DATA SUPPLIED:
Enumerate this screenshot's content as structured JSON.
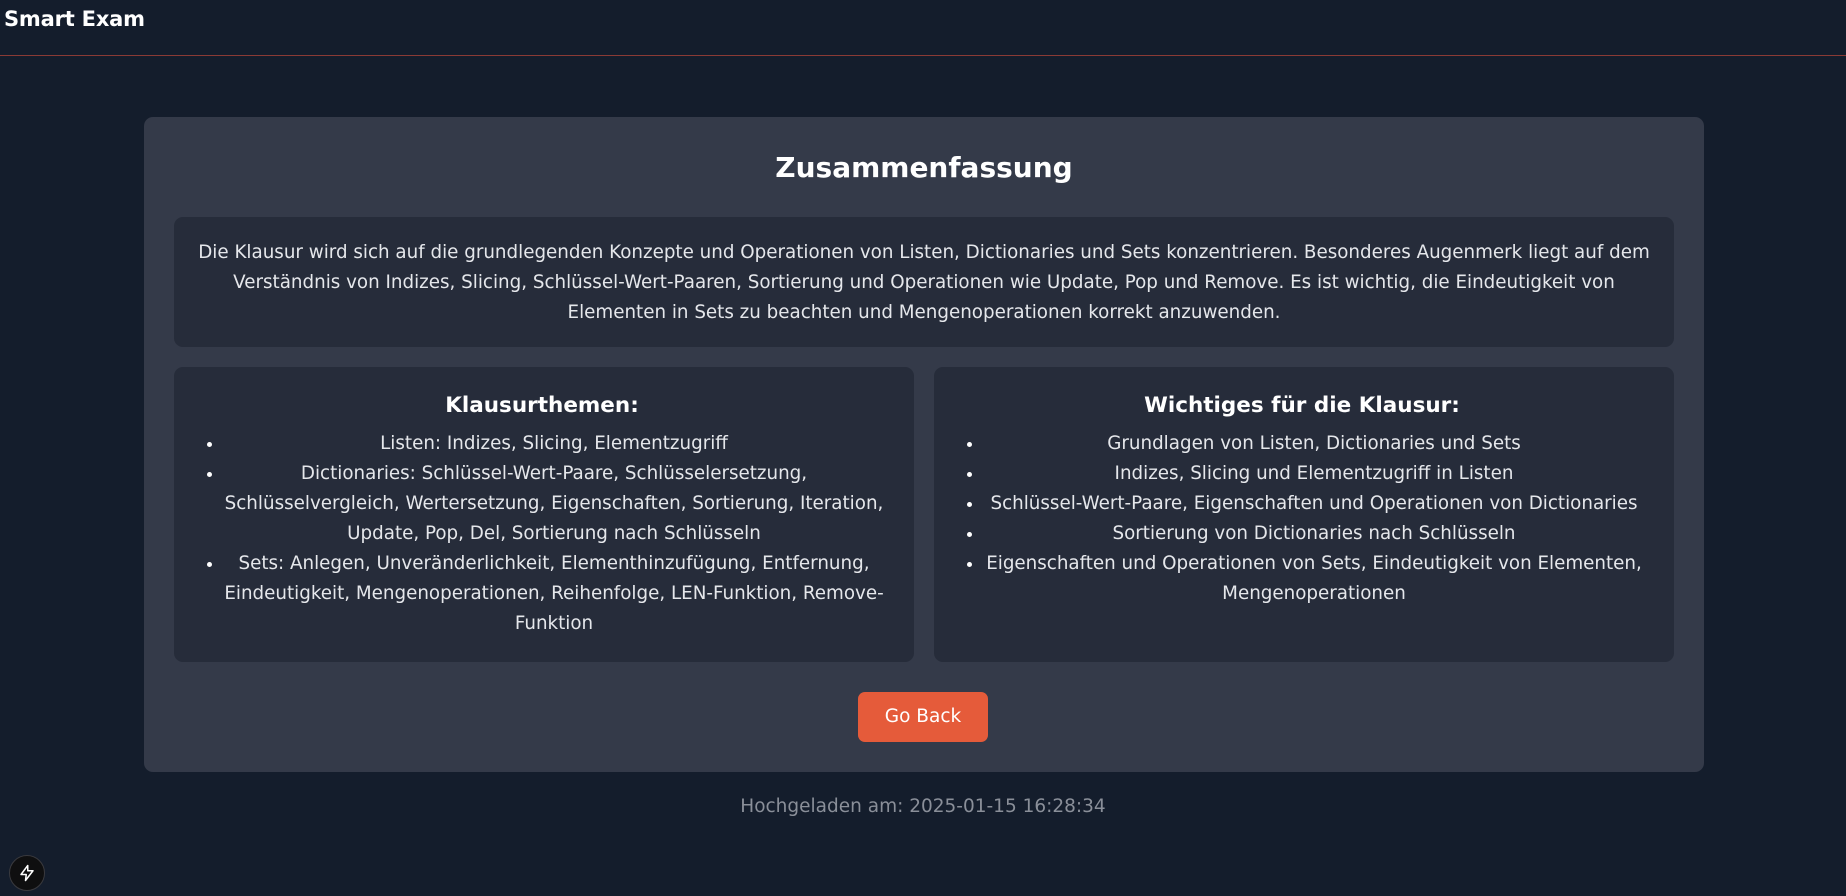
{
  "app": {
    "title": "Smart Exam"
  },
  "summary": {
    "heading": "Zusammenfassung",
    "text": "Die Klausur wird sich auf die grundlegenden Konzepte und Operationen von Listen, Dictionaries und Sets konzentrieren. Besonderes Augenmerk liegt auf dem Verständnis von Indizes, Slicing, Schlüssel-Wert-Paaren, Sortierung und Operationen wie Update, Pop und Remove. Es ist wichtig, die Eindeutigkeit von Elementen in Sets zu beachten und Mengenoperationen korrekt anzuwenden."
  },
  "topics": {
    "heading": "Klausurthemen:",
    "items": [
      "Listen: Indizes, Slicing, Elementzugriff",
      "Dictionaries: Schlüssel-Wert-Paare, Schlüsselersetzung, Schlüsselvergleich, Wertersetzung, Eigenschaften, Sortierung, Iteration, Update, Pop, Del, Sortierung nach Schlüsseln",
      "Sets: Anlegen, Unveränderlichkeit, Elementhinzufügung, Entfernung, Eindeutigkeit, Mengenoperationen, Reihenfolge, LEN-Funktion, Remove-Funktion"
    ]
  },
  "important": {
    "heading": "Wichtiges für die Klausur:",
    "items": [
      "Grundlagen von Listen, Dictionaries und Sets",
      "Indizes, Slicing und Elementzugriff in Listen",
      "Schlüssel-Wert-Paare, Eigenschaften und Operationen von Dictionaries",
      "Sortierung von Dictionaries nach Schlüsseln",
      "Eigenschaften und Operationen von Sets, Eindeutigkeit von Elementen, Mengenoperationen"
    ]
  },
  "actions": {
    "go_back_label": "Go Back"
  },
  "footer": {
    "uploaded": "Hochgeladen am: 2025-01-15 16:28:34"
  },
  "icons": {
    "dev_indicator": "lightning-bolt-icon"
  },
  "colors": {
    "background": "#141d2c",
    "card": "#343a49",
    "panel": "#262c3a",
    "accent": "#e55b3a",
    "header_rule": "#8a3a35"
  }
}
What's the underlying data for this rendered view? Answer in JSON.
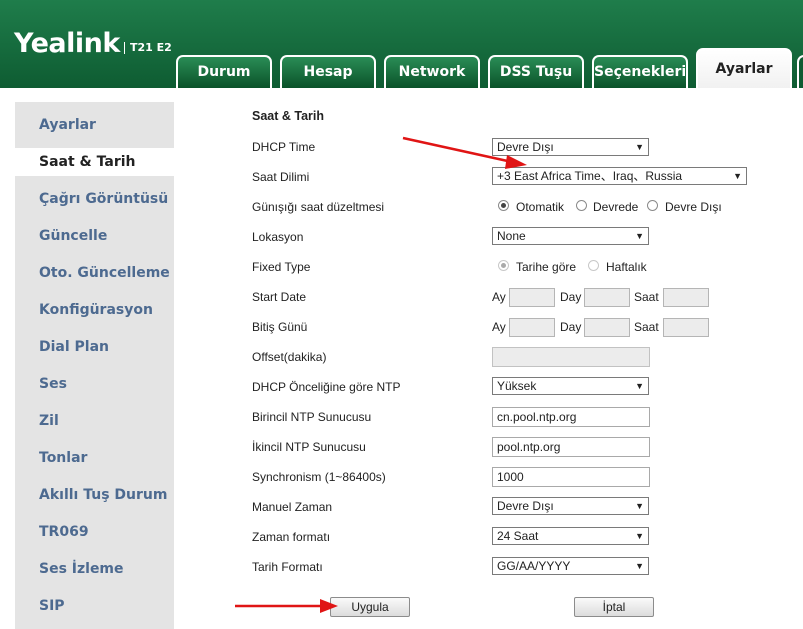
{
  "header": {
    "logo": "Yealink",
    "model": "T21 E2",
    "tabs": [
      {
        "label": "Durum"
      },
      {
        "label": "Hesap"
      },
      {
        "label": "Network"
      },
      {
        "label": "DSS Tuşu"
      },
      {
        "label": "Seçenekleri"
      },
      {
        "label": "Ayarlar",
        "active": true
      }
    ]
  },
  "sidebar": {
    "items": [
      {
        "label": "Ayarlar"
      },
      {
        "label": "Saat & Tarih",
        "active": true
      },
      {
        "label": "Çağrı Görüntüsü"
      },
      {
        "label": "Güncelle"
      },
      {
        "label": "Oto. Güncelleme"
      },
      {
        "label": "Konfigürasyon"
      },
      {
        "label": "Dial Plan"
      },
      {
        "label": "Ses"
      },
      {
        "label": "Zil"
      },
      {
        "label": "Tonlar"
      },
      {
        "label": "Akıllı Tuş Durum"
      },
      {
        "label": "TR069"
      },
      {
        "label": "Ses İzleme"
      },
      {
        "label": "SIP"
      }
    ]
  },
  "form": {
    "title": "Saat & Tarih",
    "dhcp_time": {
      "label": "DHCP Time",
      "value": "Devre Dışı"
    },
    "time_zone": {
      "label": "Saat Dilimi",
      "value": "+3 East Africa Time、Iraq、Russia"
    },
    "dst": {
      "label": "Günışığı saat düzeltmesi",
      "options": [
        "Otomatik",
        "Devrede",
        "Devre Dışı"
      ],
      "selected": "Otomatik"
    },
    "location": {
      "label": "Lokasyon",
      "value": "None"
    },
    "fixed_type": {
      "label": "Fixed Type",
      "options": [
        "Tarihe göre",
        "Haftalık"
      ],
      "selected": "Tarihe göre"
    },
    "start_date": {
      "label": "Start Date"
    },
    "end_date": {
      "label": "Bitiş Günü"
    },
    "date_parts": {
      "month": "Ay",
      "day": "Day",
      "hour": "Saat"
    },
    "offset": {
      "label": "Offset(dakika)",
      "value": ""
    },
    "dhcp_ntp": {
      "label": "DHCP Önceliğine göre NTP",
      "value": "Yüksek"
    },
    "ntp_primary": {
      "label": "Birincil NTP Sunucusu",
      "value": "cn.pool.ntp.org"
    },
    "ntp_secondary": {
      "label": "İkincil NTP Sunucusu",
      "value": "pool.ntp.org"
    },
    "sync": {
      "label": "Synchronism (1~86400s)",
      "value": "1000"
    },
    "manual_time": {
      "label": "Manuel Zaman",
      "value": "Devre Dışı"
    },
    "time_format": {
      "label": "Zaman formatı",
      "value": "24 Saat"
    },
    "date_format": {
      "label": "Tarih Formatı",
      "value": "GG/AA/YYYY"
    },
    "apply_label": "Uygula",
    "cancel_label": "İptal"
  },
  "colors": {
    "header_green": "#0e5c32",
    "sidebar_text": "#4d6a90",
    "annotation_arrow": "#e01515"
  }
}
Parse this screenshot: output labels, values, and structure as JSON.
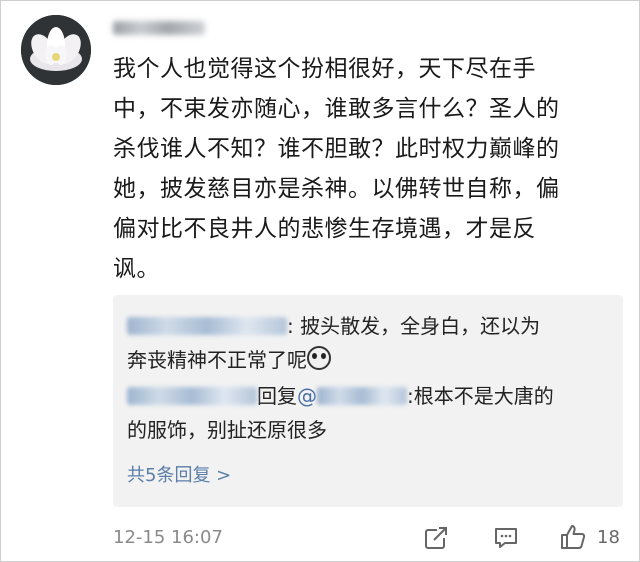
{
  "comment": {
    "author_masked": "████████",
    "lines": [
      "我个人也觉得这个扮相很好，天下尽在手",
      "中，不束发亦随心，谁敢多言什么？圣人的",
      "杀伐谁人不知？谁不胆敢？此时权力巅峰的",
      "她，披发慈目亦是杀神。以佛转世自称，偏",
      "偏对比不良井人的悲惨生存境遇，才是反",
      "讽。"
    ]
  },
  "replies": [
    {
      "text_line1": ": 披头散发，全身白，还以为",
      "text_line2": "奔丧精神不正常了呢"
    },
    {
      "reply_word": "回复",
      "mention_at": "@",
      "text_line1": ":根本不是大唐的",
      "text_line2": "的服饰，别扯还原很多"
    }
  ],
  "more_replies": "共5条回复 >",
  "footer": {
    "timestamp": "12-15 16:07",
    "like_count": "18"
  },
  "icons": {
    "avatar": "lotus-avatar",
    "share": "share-icon",
    "comment": "comment-icon",
    "like": "thumbs-up-icon",
    "emoji": "shocked-face-emoji"
  }
}
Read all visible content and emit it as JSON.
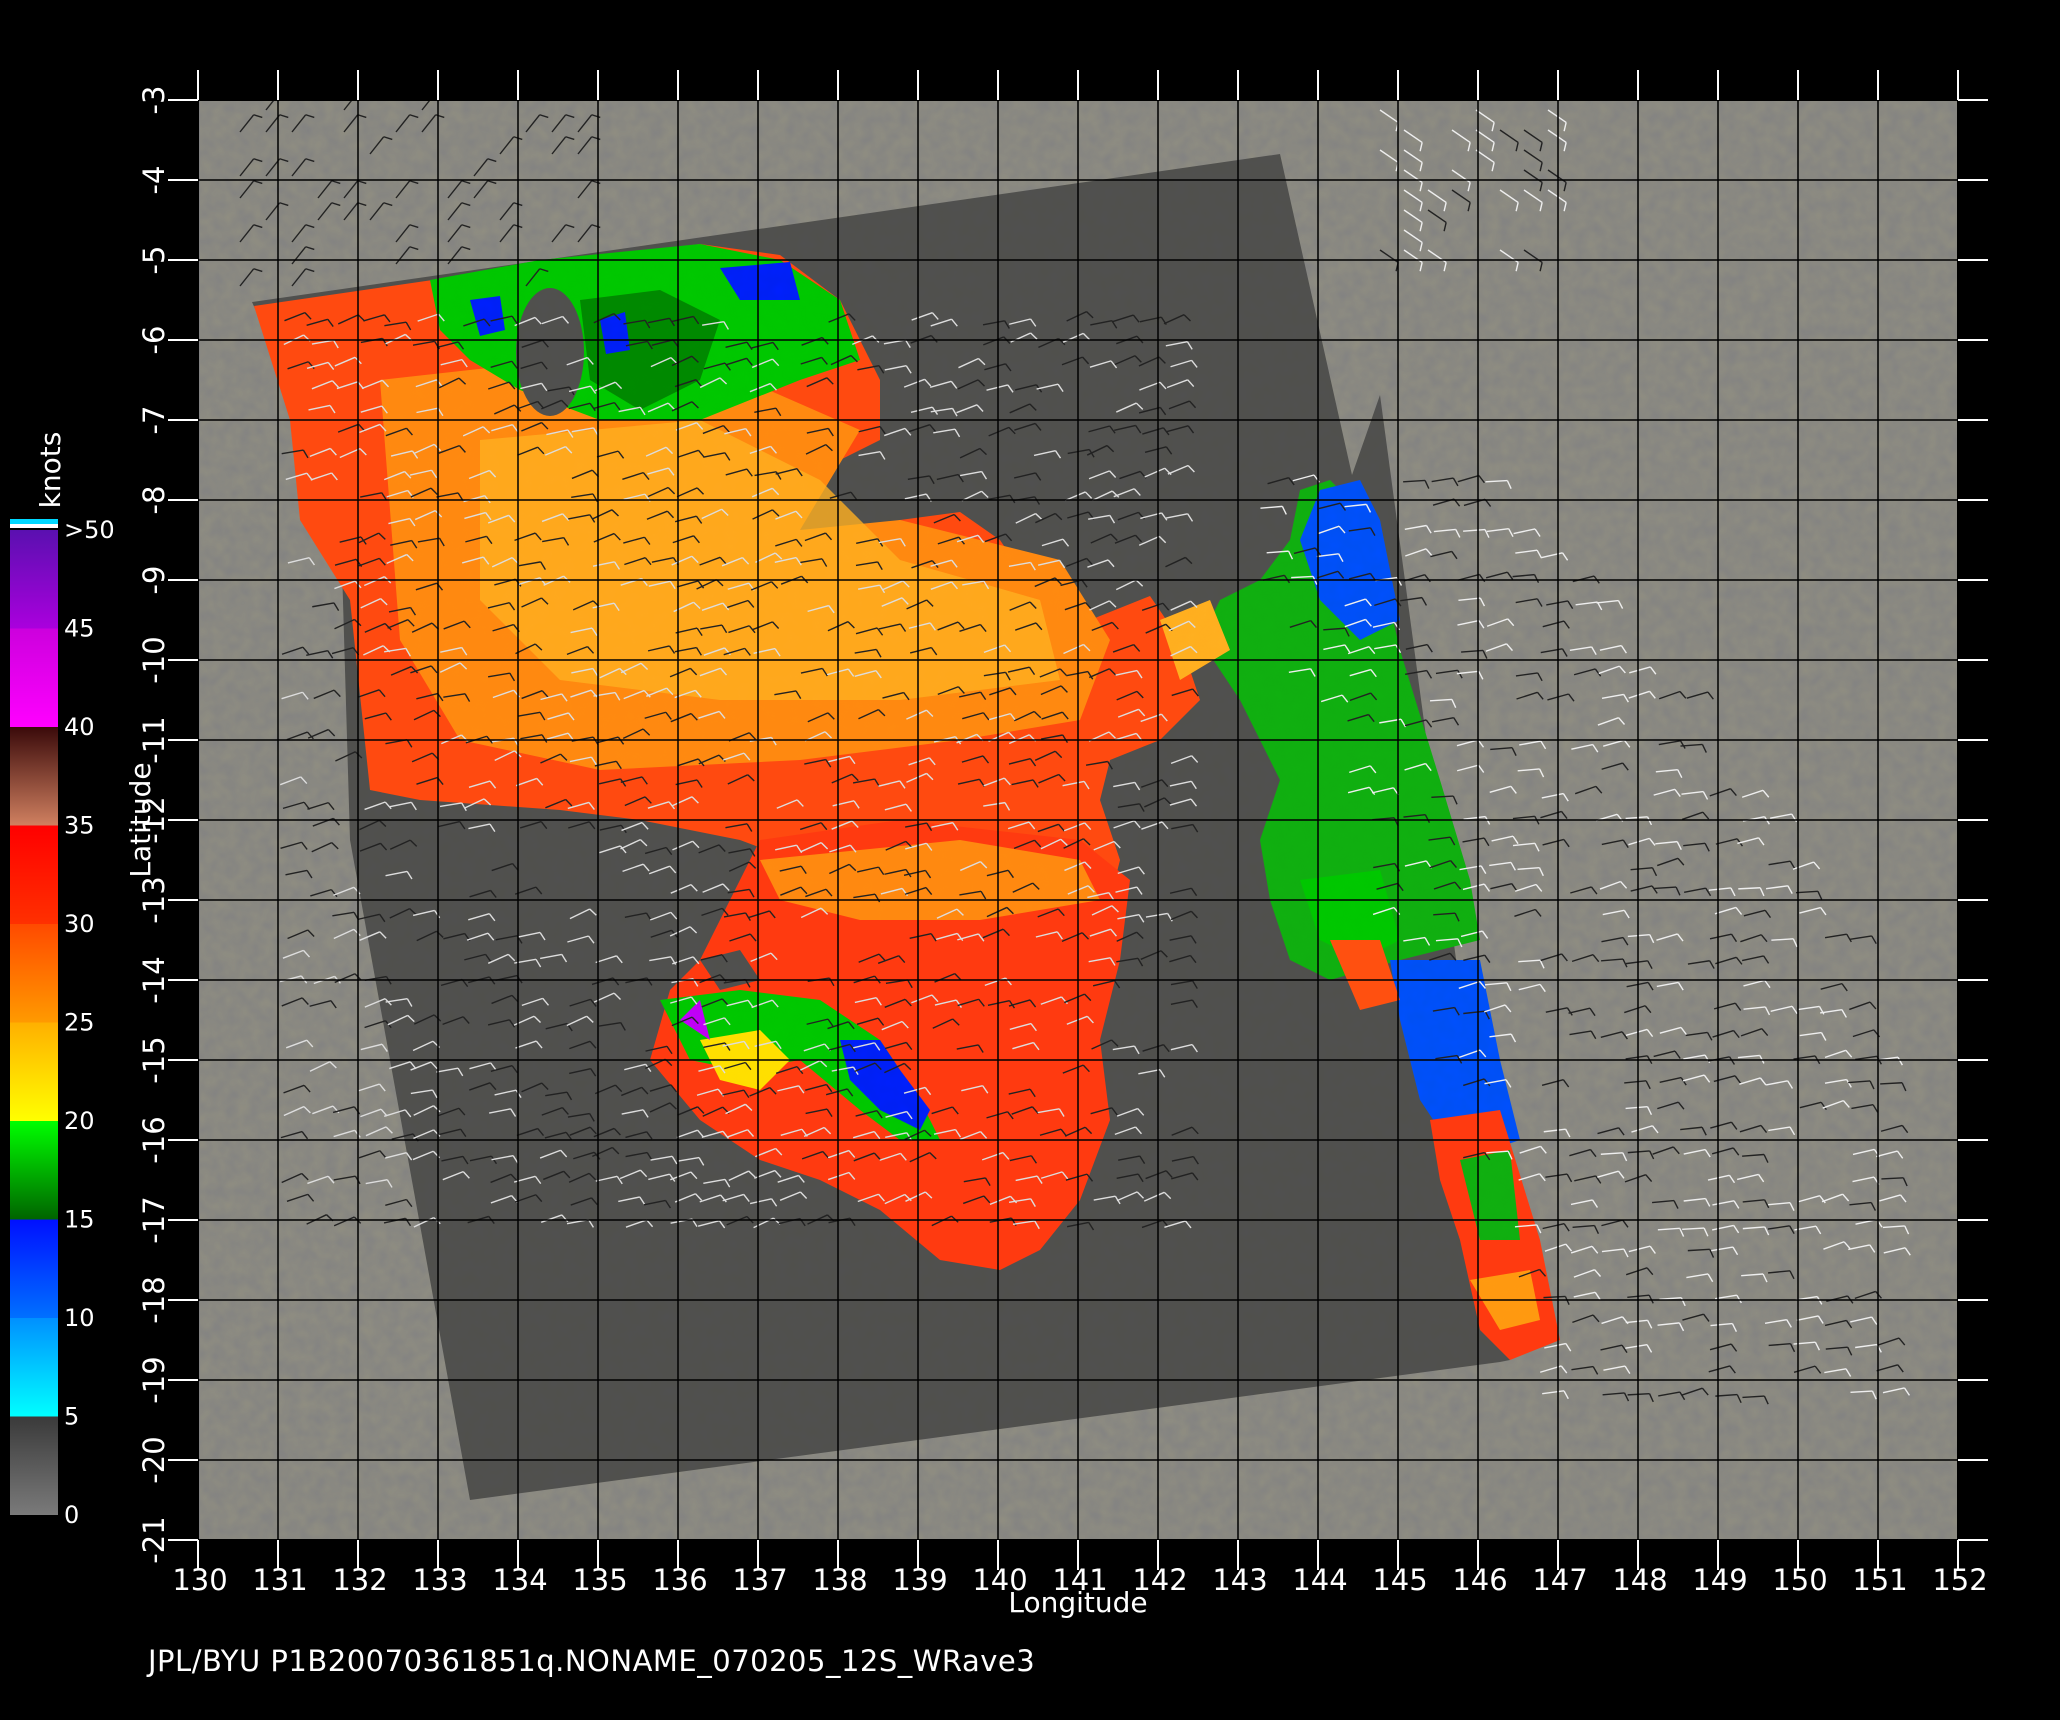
{
  "map": {
    "x_axis": {
      "title": "Longitude",
      "range": [
        130,
        152
      ],
      "tick_labels": [
        "130",
        "131",
        "132",
        "133",
        "134",
        "135",
        "136",
        "137",
        "138",
        "139",
        "140",
        "141",
        "142",
        "143",
        "144",
        "145",
        "146",
        "147",
        "148",
        "149",
        "150",
        "151",
        "152"
      ]
    },
    "y_axis": {
      "title": "Latitude",
      "range": [
        -21,
        -3
      ],
      "tick_labels": [
        "-3",
        "-4",
        "-5",
        "-6",
        "-7",
        "-8",
        "-9",
        "-10",
        "-11",
        "-12",
        "-13",
        "-14",
        "-15",
        "-16",
        "-17",
        "-18",
        "-19",
        "-20",
        "-21"
      ]
    },
    "grid": true,
    "colors": {
      "background": "#000000",
      "ocean_no_data": "#828282",
      "land_mask": "#505050",
      "grid_line": "#000000"
    }
  },
  "colorbar": {
    "unit": "knots",
    "labels": [
      "0",
      "5",
      "10",
      "15",
      "20",
      "25",
      "30",
      "35",
      "40",
      "45",
      ">50"
    ],
    "bands": [
      {
        "from": 0,
        "to": 5,
        "colors": [
          "#7a7a7a",
          "#3a3a3a"
        ]
      },
      {
        "from": 5,
        "to": 10,
        "colors": [
          "#00ffff",
          "#0090ff"
        ]
      },
      {
        "from": 10,
        "to": 15,
        "colors": [
          "#0070ff",
          "#0010ff"
        ]
      },
      {
        "from": 15,
        "to": 20,
        "colors": [
          "#006400",
          "#00ff00"
        ]
      },
      {
        "from": 20,
        "to": 25,
        "colors": [
          "#ffff00",
          "#ffb000"
        ]
      },
      {
        "from": 25,
        "to": 30,
        "colors": [
          "#ff9a00",
          "#ff4a00"
        ]
      },
      {
        "from": 30,
        "to": 35,
        "colors": [
          "#ff3000",
          "#ff0000"
        ]
      },
      {
        "from": 35,
        "to": 40,
        "colors": [
          "#d08060",
          "#3a0a0a"
        ]
      },
      {
        "from": 40,
        "to": 45,
        "colors": [
          "#ff00ff",
          "#cc00dd"
        ]
      },
      {
        "from": 45,
        "to": 50,
        "colors": [
          "#aa00dd",
          "#5a10b0"
        ]
      }
    ]
  },
  "caption": "JPL/BYU  P1B20070361851q.NONAME_070205_12S_WRave3",
  "wind_field": {
    "regions": [
      {
        "name": "top-left-swath",
        "color": "#ff4a10"
      },
      {
        "name": "gulf-swath",
        "color": "#ff8a10"
      },
      {
        "name": "north-green",
        "color": "#00c800"
      },
      {
        "name": "south-swath",
        "color": "#ff3a10"
      },
      {
        "name": "east-green",
        "color": "#10b010"
      },
      {
        "name": "east-blue",
        "color": "#0050ff"
      }
    ]
  }
}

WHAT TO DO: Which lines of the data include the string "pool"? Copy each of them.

RESULT OF THIS TASK:
      "value": "cn.pool.ntp.org"
      "value": "pool.ntp.org"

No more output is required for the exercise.